measuring ability to pay debts
Measuring Ability to Pay Debts

Total liabilities

Total assets

Tells proportion of assets financed with debt;

Average for most companies = .62

Debt ratio

The higher the ratio, the greater the

pressure to pay debt

Times-Interest-Earned

Income from operations

Interest expense

Measures # of times interest can cover interest

High ratio indicates ease of paying interest;

low indicates difficulty

©2008 Pearson Prentice Hall. All rights reserved.

measuring profitability
Measuring Profitability

Net Income/Net sales

Shows percentage of each sales dollar that

makes it to the “bottom line”

Return on sales

Net income + Interest expense

Average total assets

Measures success in using assets to earn a profit

Return on total assets

Return on equity

Net Income – Preferred Dividends

Average common stockholders’ equity

How much income is earned for every dollar invested

©2008 Pearson Prentice Hall. All rights reserved.

earnings per share eps
Earnings per Share (EPS)

Key measure of company’s success

Net Income - Preferred Dividends

Average number of common shares outstanding

Most widely quoted ratio

©2008 Pearson Prentice Hall. All rights reserved.

learning objective 6
Learning Objective 6

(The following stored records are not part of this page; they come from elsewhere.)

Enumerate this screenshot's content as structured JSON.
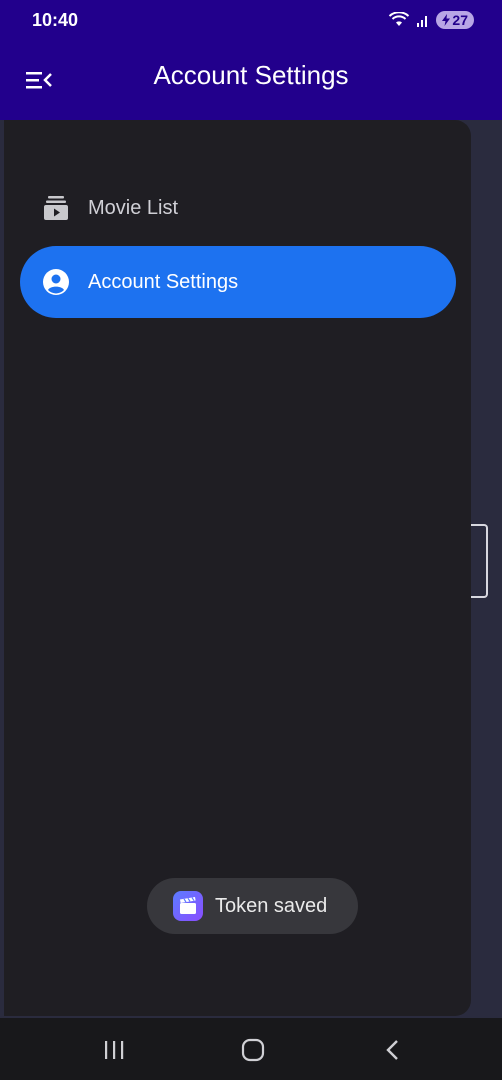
{
  "status_bar": {
    "time": "10:40",
    "battery": "27",
    "icons": [
      "wifi-icon",
      "signal-icon",
      "battery-charging-icon"
    ]
  },
  "app_bar": {
    "title": "Account Settings",
    "menu_icon": "menu-open-icon"
  },
  "drawer": {
    "items": [
      {
        "label": "Movie List",
        "icon": "movie-list-icon",
        "active": false
      },
      {
        "label": "Account Settings",
        "icon": "account-circle-icon",
        "active": true
      }
    ]
  },
  "toast": {
    "text": "Token saved",
    "icon": "app-clapperboard-icon"
  },
  "system_nav": {
    "buttons": [
      "recents-icon",
      "home-icon",
      "back-icon"
    ]
  },
  "colors": {
    "app_bar": "#22008c",
    "drawer": "#1f1e23",
    "active_item": "#1d72f0",
    "content": "#2a2b3e"
  }
}
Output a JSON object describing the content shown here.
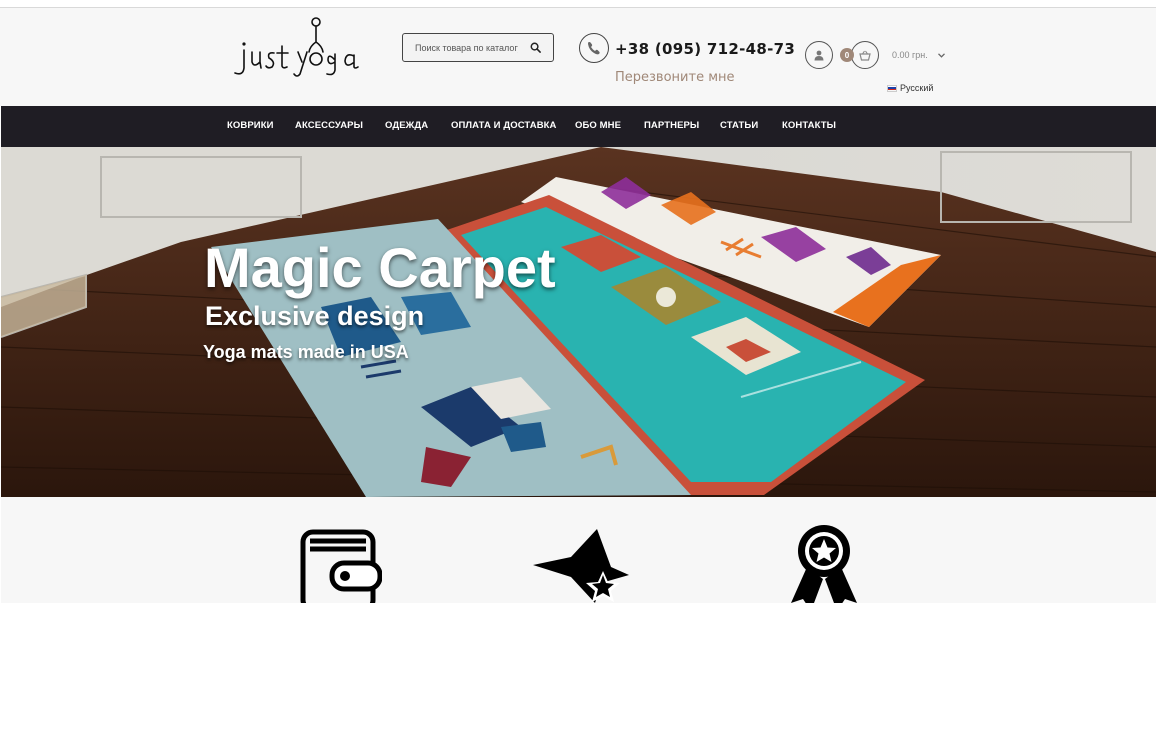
{
  "header": {
    "logo_text": "Just yoga",
    "search": {
      "placeholder": "Поиск товара по каталогу"
    },
    "phone": "+38 (095) 712-48-73",
    "callback_label": "Перезвоните мне",
    "cart": {
      "count": "0",
      "total": "0.00 грн."
    },
    "language": "Русский"
  },
  "nav": {
    "items": [
      {
        "label": "КОВРИКИ"
      },
      {
        "label": "АКСЕССУАРЫ"
      },
      {
        "label": "ОДЕЖДА"
      },
      {
        "label": "ОПЛАТА И ДОСТАВКА"
      },
      {
        "label": "ОБО МНЕ"
      },
      {
        "label": "ПАРТНЕРЫ"
      },
      {
        "label": "СТАТЬИ"
      },
      {
        "label": "КОНТАКТЫ"
      }
    ]
  },
  "hero": {
    "title": "Magic Carpet",
    "subtitle": "Exclusive design",
    "tagline": "Yoga mats made in USA"
  },
  "features": {
    "icons": [
      "wallet-icon",
      "star-swoosh-icon",
      "award-ribbon-icon"
    ]
  },
  "colors": {
    "nav_bg": "#1f1d24",
    "accent": "#a08878",
    "header_bg": "#f7f7f7"
  }
}
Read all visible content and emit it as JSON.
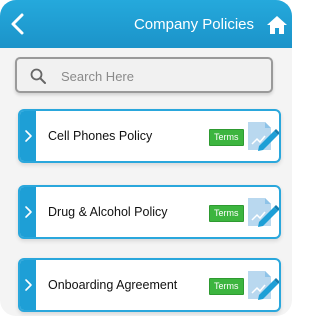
{
  "header": {
    "title": "Company Policies",
    "back_icon": "chevron-left-icon",
    "home_icon": "home-icon"
  },
  "search": {
    "placeholder": "Search Here",
    "value": "",
    "icon": "search-icon"
  },
  "policies": [
    {
      "title": "Cell Phones Policy",
      "badge": "Terms"
    },
    {
      "title": "Drug & Alcohol Policy",
      "badge": "Terms"
    },
    {
      "title": "Onboarding Agreement",
      "badge": "Terms"
    }
  ],
  "colors": {
    "header": "#1e9fd6",
    "card_border": "#2aa7dc",
    "badge": "#3cb53f",
    "background": "#f4f4f4"
  }
}
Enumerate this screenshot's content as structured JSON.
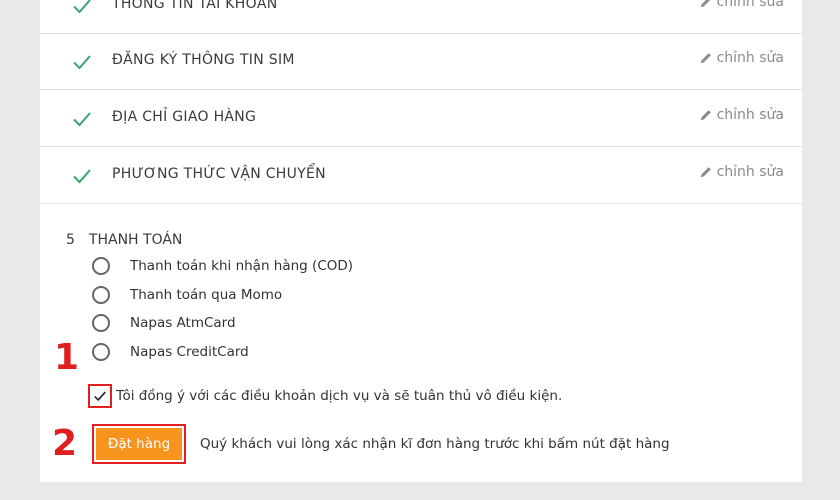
{
  "steps": [
    {
      "title": "THÔNG TIN TÀI KHOẢN",
      "edit_label": "chỉnh sửa"
    },
    {
      "title": "ĐĂNG KÝ THÔNG TIN SIM",
      "edit_label": "chỉnh sửa"
    },
    {
      "title": "ĐỊA CHỈ GIAO HÀNG",
      "edit_label": "chỉnh sửa"
    },
    {
      "title": "PHƯƠNG THỨC VẬN CHUYỂN",
      "edit_label": "chỉnh sửa"
    }
  ],
  "payment": {
    "number": "5",
    "title": "THANH TOÁN",
    "options": [
      "Thanh toán khi nhận hàng (COD)",
      "Thanh toán qua Momo",
      "Napas AtmCard",
      "Napas CreditCard"
    ]
  },
  "agreement": {
    "checked": true,
    "text": "Tôi đồng ý với các điều khoản dịch vụ và sẽ tuân thủ vô điều kiện."
  },
  "order": {
    "button_label": "Đặt hàng",
    "note": "Quý khách vui lòng xác nhận kĩ đơn hàng trước khi bấm nút đặt hàng"
  },
  "annotations": [
    "1",
    "2"
  ],
  "colors": {
    "check_green": "#3aa56b",
    "order_orange": "#f7941d",
    "annotation_red": "#e02020"
  }
}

Use ratios in decision making

©2008 Pearson Prentice Hall. All rights reserved.

analyzing stock investments
Analyzing Stock Investments

Price –Earnings Ratio

Market price per share of common stock

Earnings per share

Compares market price to earnings

Dividend per share

Market price per share

Compares dividends per share to market price

Dividend yield

Total stockholders’ equity – preferred equity

# of common shares outstanding

Book value per share

©2008 Pearson Prentice Hall. All rights reserved.

other measures
Economic Value Added ® (EVA)

Measures if operations have increased stockholder wealth

Other Measures

EVA = Net income + Interest expense – Capital charge

Capital charge =

Notes payable + Current maturities of long-term debt + Long-term debt + Stockholders’ Equity

X

Cost of capital

Average return demanded by investors and creditors

©2008 Pearson Prentice Hall. All rights reserved.

red flags in financial statement analysis
Red Flags in Financial Statement Analysis
  • Earnings problems
    • Decrease in net income over several years
  • Decreased cash flow
    • Operating cash flow consistently less than net income

©2008 Pearson Prentice Hall. All rights reserved.

end of chapter 13
End of Chapter 13

©2008 Pearson Prentice Hall. All rights reserved.